But the key points begin with the fact that you can only get the deal on hardware (seemingly you might include some software through the store's attempts to upsell you). Next, it's 0% financing for ten months and this is separate from Apple's longer-term financing deals. I don't know anything about those. But they don't get any of this 0% lark.

Last and maybe a killer point: you have to spend over aproximately £450. But then this is the Apple Store, you can do it. The iPad Air that I raved about here the other day starts from £399 but I would (and did) spend more by getting one with greater capacity. The new iPad mini with Retina display starts at £319 but bung in more capacity or a Smart Cover and you're away


New project coming: “Learn Omnifocus” with Tim Stringer

This is so new it isn’t here yet. But Tim Stringer of is launching a Learn OmniFocus project which will be a mix of videos and tutorials about this software. I’m actually in two minds about this because I’m the type that prefers to learn on the job, to find out how to do things because I need to do them. And it works: I now feel I know OmniFocus very well. But partly because the promise of video tutorials is a good one and partly because I want you to know I’m not the only nut for OmniFocus software, I wanted to show you this link:

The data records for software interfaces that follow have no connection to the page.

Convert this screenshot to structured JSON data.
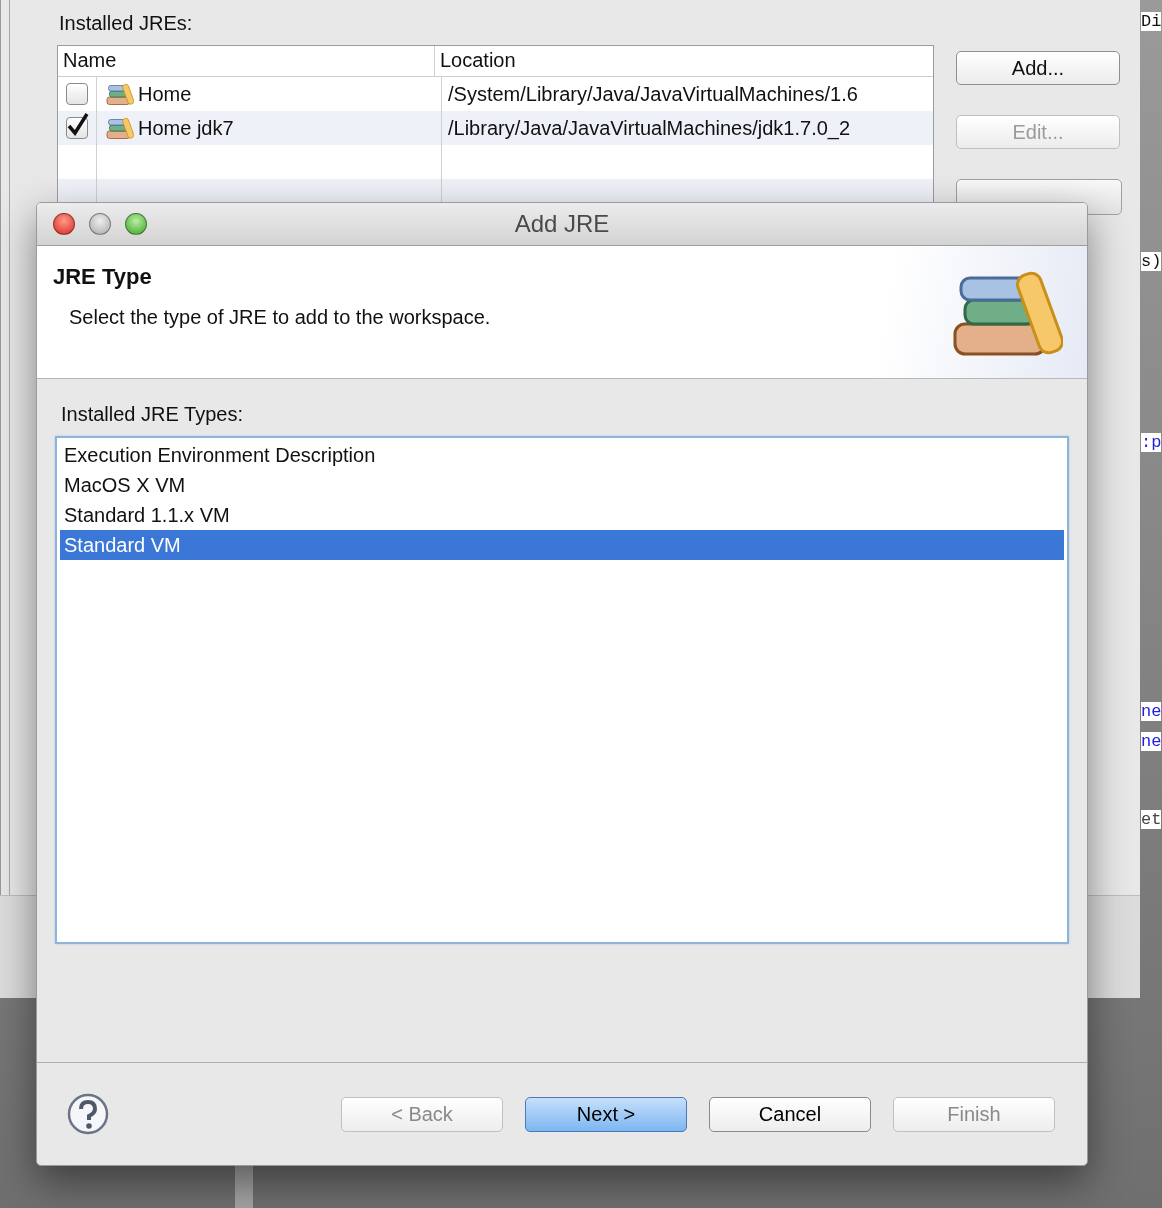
{
  "background_window": {
    "label": "Installed JREs:",
    "columns": [
      "Name",
      "Location"
    ],
    "rows": [
      {
        "name": "Home",
        "location": "/System/Library/Java/JavaVirtualMachines/1.6",
        "checked": false
      },
      {
        "name": "Home jdk7",
        "location": "/Library/Java/JavaVirtualMachines/jdk1.7.0_2",
        "checked": true
      }
    ],
    "buttons": [
      {
        "label": "Add...",
        "disabled": false
      },
      {
        "label": "Edit...",
        "disabled": true
      }
    ],
    "editor_fragments": [
      "Di",
      "s)",
      ":p",
      "ne",
      "ne",
      "et"
    ]
  },
  "dialog": {
    "title": "Add JRE",
    "header": {
      "title": "JRE Type",
      "description": "Select the type of JRE to add to the workspace."
    },
    "list_label": "Installed JRE Types:",
    "types": [
      {
        "label": "Execution Environment Description",
        "selected": false
      },
      {
        "label": "MacOS X VM",
        "selected": false
      },
      {
        "label": "Standard 1.1.x VM",
        "selected": false
      },
      {
        "label": "Standard VM",
        "selected": true
      }
    ],
    "buttons": [
      {
        "label": "< Back",
        "disabled": true,
        "default": false
      },
      {
        "label": "Next >",
        "disabled": false,
        "default": true
      },
      {
        "label": "Cancel",
        "disabled": false,
        "default": false
      },
      {
        "label": "Finish",
        "disabled": true,
        "default": false
      }
    ]
  }
}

That’s an announcement about the new programme and it includes a sign-up form. I’ve signed up.

But it’s an interesting time to be doing this. I’ve mentioned OmniFocus before and doubtlessly will again but there are three versions of it and at this specific moment they are in a bit of flux. The iPhone one was only recently updated so that’s done, if you like, but the iPad and the Mac have a ways to go.

Less so the iPad one. That is by far the best version of OmniFocus and if you can buy only one, that’s the one to only buy. Except the iPhone version was dramatically improved by its being updated for iOS 7 and you have to expect that the iPad one will get the same or a better update too.

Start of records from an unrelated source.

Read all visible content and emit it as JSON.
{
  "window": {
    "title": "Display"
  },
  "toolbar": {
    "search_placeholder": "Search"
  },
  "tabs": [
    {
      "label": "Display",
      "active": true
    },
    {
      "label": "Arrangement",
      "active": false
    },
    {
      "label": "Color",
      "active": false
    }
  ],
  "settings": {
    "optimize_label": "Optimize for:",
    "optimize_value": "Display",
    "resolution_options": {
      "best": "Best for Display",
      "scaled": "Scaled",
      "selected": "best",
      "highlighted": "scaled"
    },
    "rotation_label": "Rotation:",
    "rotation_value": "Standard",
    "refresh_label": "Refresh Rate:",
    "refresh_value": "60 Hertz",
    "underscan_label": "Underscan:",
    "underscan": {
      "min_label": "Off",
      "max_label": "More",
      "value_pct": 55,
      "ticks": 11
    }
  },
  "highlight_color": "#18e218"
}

The Mac one is harder to explain. OmniFocus has been on the Mac for years and it shows. It just feels old. Looks old. And it is comparatively hard to use: it’s very powerful and I’m glad I got into it right alongside the iPhone and iPad ones, but it’s unquestionably harder to learn. So early this year I was very glad to sign up for the beta test of OmniFocus 2 for Mac and eventually along came a beta version. I liked it very much. Found lots of problems, as you’d expect and presume from a beta, reported them all back, saw at least most of them fixed. And then it stopped. I assumed the firm was done with the beta testing and the final product would be out presently.

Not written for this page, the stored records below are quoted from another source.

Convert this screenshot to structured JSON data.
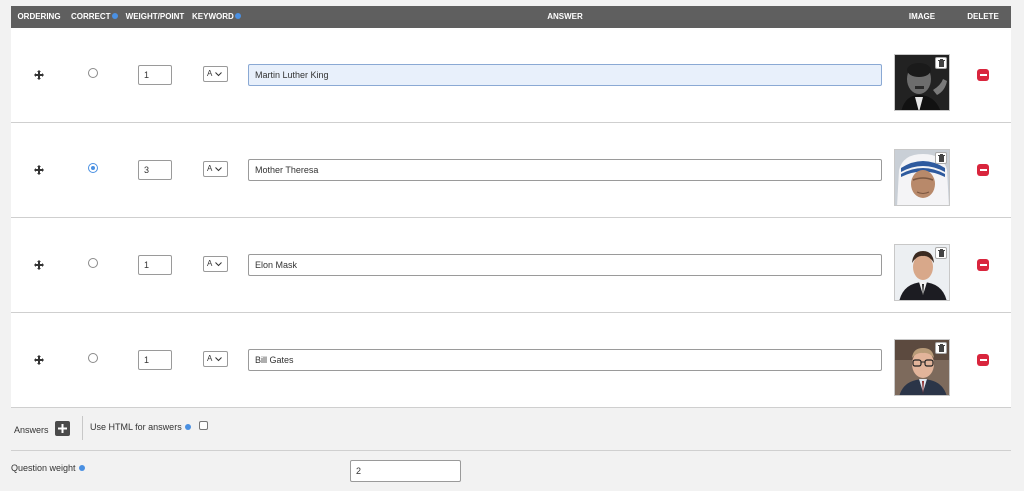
{
  "header": {
    "ordering": "ORDERING",
    "correct": "CORRECT",
    "weight_point": "WEIGHT/POINT",
    "keyword": "KEYWORD",
    "answer": "ANSWER",
    "image": "IMAGE",
    "delete": "DELETE"
  },
  "rows": [
    {
      "correct": false,
      "weight": "1",
      "keyword": "A",
      "answer": "Martin Luther King",
      "focused": true,
      "image_icon": "portrait-mlk-photo"
    },
    {
      "correct": true,
      "weight": "3",
      "keyword": "A",
      "answer": "Mother Theresa",
      "focused": false,
      "image_icon": "portrait-mother-theresa-photo"
    },
    {
      "correct": false,
      "weight": "1",
      "keyword": "A",
      "answer": "Elon Mask",
      "focused": false,
      "image_icon": "portrait-elon-photo"
    },
    {
      "correct": false,
      "weight": "1",
      "keyword": "A",
      "answer": "Bill Gates",
      "focused": false,
      "image_icon": "portrait-bill-gates-photo"
    }
  ],
  "footer": {
    "answers_label": "Answers",
    "use_html_label": "Use HTML for answers",
    "use_html_checked": false,
    "question_weight_label": "Question weight",
    "question_weight_value": "2"
  },
  "colors": {
    "header_bg": "#5f5f5f",
    "info_blue": "#4a90e2",
    "delete_red": "#d9253d",
    "focus_bg": "#e8f0fb"
  }
}
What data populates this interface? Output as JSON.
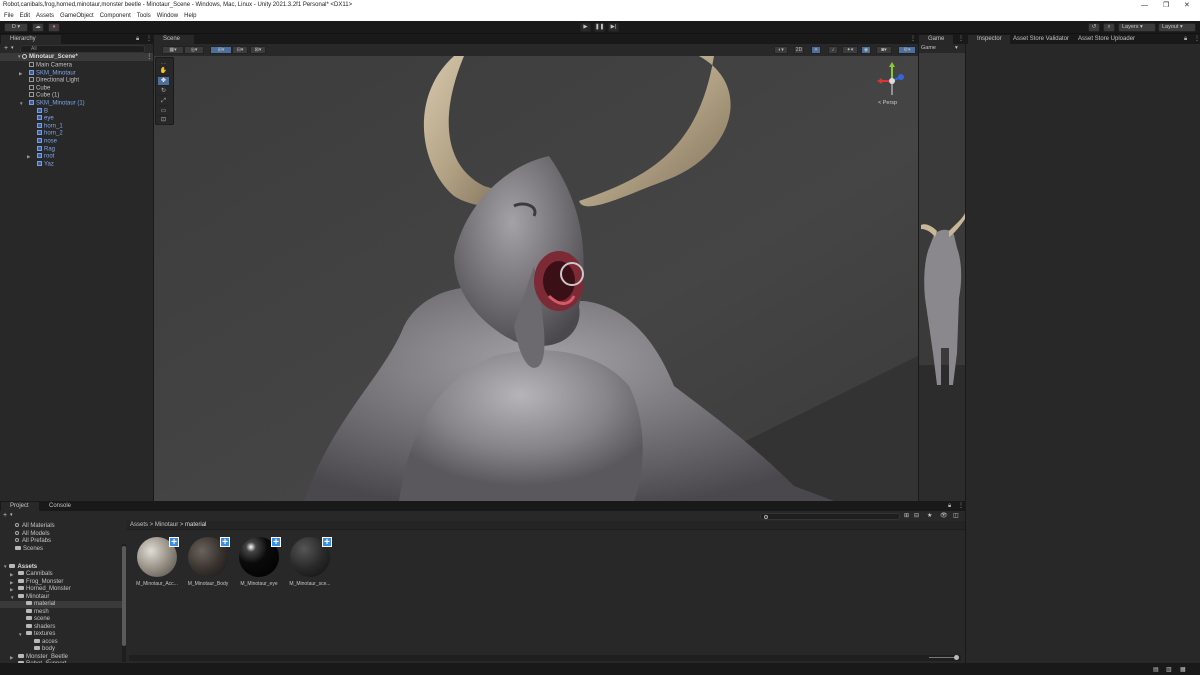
{
  "window": {
    "title": "Robot,canibals,frog,horned,minotaur,monster beetle - Minotaur_Scene - Windows, Mac, Linux - Unity 2021.3.2f1 Personal* <DX11>",
    "min_icon": "minimize-icon",
    "max_icon": "maximize-icon",
    "close_icon": "close-icon"
  },
  "menu": [
    "File",
    "Edit",
    "Assets",
    "GameObject",
    "Component",
    "Tools",
    "Window",
    "Help"
  ],
  "toolbar": {
    "account": "D",
    "layers": "Layers",
    "layout": "Layout"
  },
  "hierarchy": {
    "tab": "Hierarchy",
    "add": "+",
    "search_placeholder": "All",
    "scene": "Minotaur_Scene*",
    "items": [
      {
        "label": "Main Camera",
        "depth": 1,
        "prefab": false,
        "expand": ""
      },
      {
        "label": "SKM_Minotaur",
        "depth": 1,
        "prefab": true,
        "expand": "▶"
      },
      {
        "label": "Directional Light",
        "depth": 1,
        "prefab": false,
        "expand": ""
      },
      {
        "label": "Cube",
        "depth": 1,
        "prefab": false,
        "expand": ""
      },
      {
        "label": "Cube (1)",
        "depth": 1,
        "prefab": false,
        "expand": ""
      },
      {
        "label": "SKM_Minotaur (1)",
        "depth": 1,
        "prefab": true,
        "expand": "▼"
      },
      {
        "label": "B",
        "depth": 2,
        "prefab": true,
        "expand": ""
      },
      {
        "label": "eye",
        "depth": 2,
        "prefab": true,
        "expand": ""
      },
      {
        "label": "horn_1",
        "depth": 2,
        "prefab": true,
        "expand": ""
      },
      {
        "label": "horn_2",
        "depth": 2,
        "prefab": true,
        "expand": ""
      },
      {
        "label": "nose",
        "depth": 2,
        "prefab": true,
        "expand": ""
      },
      {
        "label": "Rag",
        "depth": 2,
        "prefab": true,
        "expand": ""
      },
      {
        "label": "root",
        "depth": 2,
        "prefab": true,
        "expand": "▶"
      },
      {
        "label": "Yaz",
        "depth": 2,
        "prefab": true,
        "expand": ""
      }
    ]
  },
  "scene": {
    "tab": "Scene",
    "persp": "< Persp"
  },
  "game": {
    "tab": "Game",
    "display": "Game"
  },
  "inspector": {
    "tabs": [
      "Inspector",
      "Asset Store Validator",
      "Asset Store Uploader"
    ]
  },
  "project": {
    "tabs": [
      "Project",
      "Console"
    ],
    "add": "+",
    "favorites": [
      "All Materials",
      "All Models",
      "All Prefabs",
      "Scenes"
    ],
    "assets_root": "Assets",
    "tree": [
      {
        "label": "Cannibals",
        "depth": 1,
        "expand": "▶"
      },
      {
        "label": "Frog_Monster",
        "depth": 1,
        "expand": "▶"
      },
      {
        "label": "Horned_Monster",
        "depth": 1,
        "expand": "▶"
      },
      {
        "label": "Minotaur",
        "depth": 1,
        "expand": "▼"
      },
      {
        "label": "material",
        "depth": 2,
        "expand": ""
      },
      {
        "label": "mesh",
        "depth": 2,
        "expand": ""
      },
      {
        "label": "scene",
        "depth": 2,
        "expand": ""
      },
      {
        "label": "shaders",
        "depth": 2,
        "expand": ""
      },
      {
        "label": "textures",
        "depth": 2,
        "expand": "▼"
      },
      {
        "label": "acces",
        "depth": 3,
        "expand": ""
      },
      {
        "label": "body",
        "depth": 3,
        "expand": ""
      },
      {
        "label": "Monster_Beetle",
        "depth": 1,
        "expand": "▶"
      },
      {
        "label": "Robot_Support",
        "depth": 1,
        "expand": "▶"
      }
    ],
    "breadcrumb": [
      "Assets",
      "Minotaur",
      "material"
    ],
    "assets": [
      {
        "label": "M_Minotaur_Acc...",
        "style": "stone"
      },
      {
        "label": "M_Minotaur_Body",
        "style": "dark"
      },
      {
        "label": "M_Minotaur_eye",
        "style": "black"
      },
      {
        "label": "M_Minotaur_sce...",
        "style": "grey"
      }
    ]
  }
}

What really happened is that Apple had unveiled its drastically reworked iOS 7and The Omni Group paused the Mac development and instead focused on getting a new iPhone app out in time for, and to exploit the features of, iOS 7. They did it, they did it well, and the very first thing I did after updating my iPhone to iOS 7 was to buy the new OmniFocus.

But it was a purchase. It wasn’t a free update. And I am fine with that, I am more than fine with that because OmniFocus has saved, my bacon, kept my sanity and even – yes – lifted my heart. Of course I’ll buy the new one.

Except, the way the Apple App Store works, there can’t be any free or reduced upgrades for even new users. If you bought OmniFocus for iPad today and a new one came out tomorrow, you wouldn’t be happy. I think you’d be happier than you expected because the iPad one is so good. But you wouldn’t be happiest.

So reluctantly, I’m saying hold off buying the iPad one for just a while yet if you can.

The Mac version is different: so long as you buy it directly from the company, The Omni Group, instead of via Apple’s Mac App Store, you’ll be fine: buy version 1 now, get version 2 free (I believe) when it comes out – whenever it comes out. The Omni Group store is here:

But there wouldn’t be a need for OmniFocus 2 for Mac if the first one weren’t hard to use so it’s tricky to recommend you buy something that’s difficult, that you may get very frustrated by and which will be replaced at some unknown but soon time. 

You might be best off buying the iPhone version and just enjoying that for now. But oh, the iPad one is a treat to use.